During a build, there are always going to be things you see that bring up different ideas you could potentially implement. Luckily for my time and wallet, there have been very few areas of this project that have changed as it comes together. My main idea, mission and modifications remain the same as my original concept for what I wanted from this aircraft.
On that note, I have been planning a simple instrument panel since the start of this build. While the panel in my Super701 is very clean, it is definitely overkill for the type of STOL flying that I usually do. It is my opinion that a STOL pilot needs to be looking out the window instead of at an instrument panel.
However, I still want the SDX to be a capable cross-country machine. Right now, I am considering a single Garmin EFIS (controlling everything else remotely) possibly mixed with a Vertical Power electronic circuit breaker system. Along with simplicity, my goal is to have a really clean look inside the cockpit. The instrument panel is still completely in the planning phase, but I hope to have some of the electronics finalized and ordered soon. I’ll go into more of this in the next article.
Photos: Jon Humberd.

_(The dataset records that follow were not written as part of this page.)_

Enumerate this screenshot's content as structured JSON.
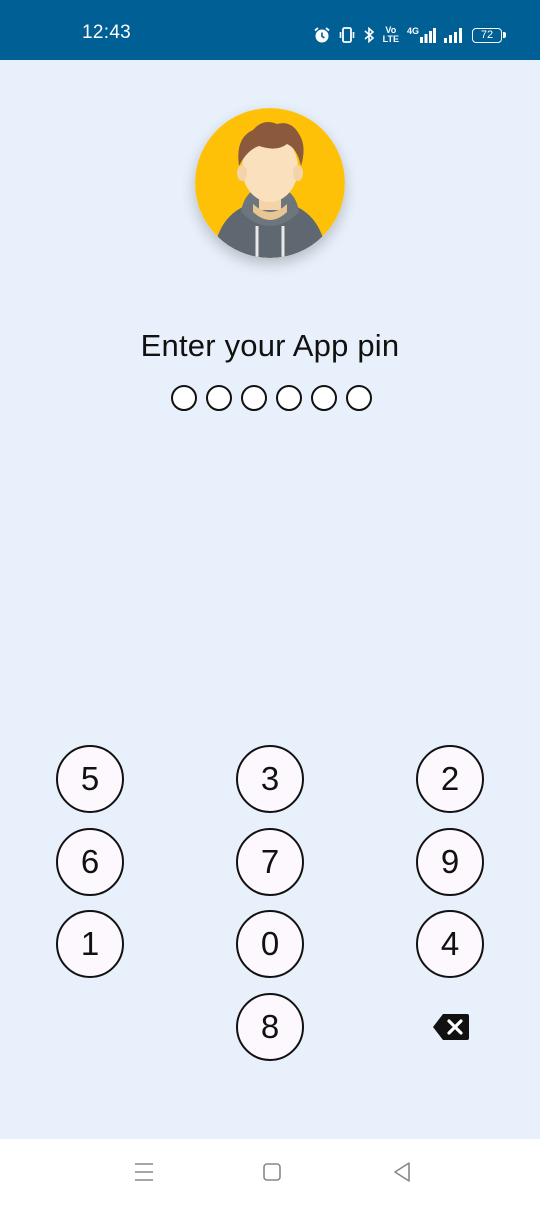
{
  "status_bar": {
    "time": "12:43",
    "volte_top": "Vo",
    "volte_bottom": "LTE",
    "network": "4G",
    "battery": "72",
    "background": "#005f95"
  },
  "avatar": {
    "icon": "user-avatar-icon",
    "background": "#ffc107"
  },
  "pin": {
    "prompt": "Enter your App pin",
    "length": 6,
    "entered": 0
  },
  "keypad": {
    "keys": [
      "5",
      "3",
      "2",
      "6",
      "7",
      "9",
      "1",
      "0",
      "4",
      "8"
    ],
    "backspace_icon": "backspace-icon"
  },
  "nav_bar": {
    "recent": "recent-apps-icon",
    "home": "home-icon",
    "back": "back-icon"
  }
}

Videos of Humberd’s builds—and some of the fun that can be had with flying a STOL airplane—can be found at www.youtube.com/Super701.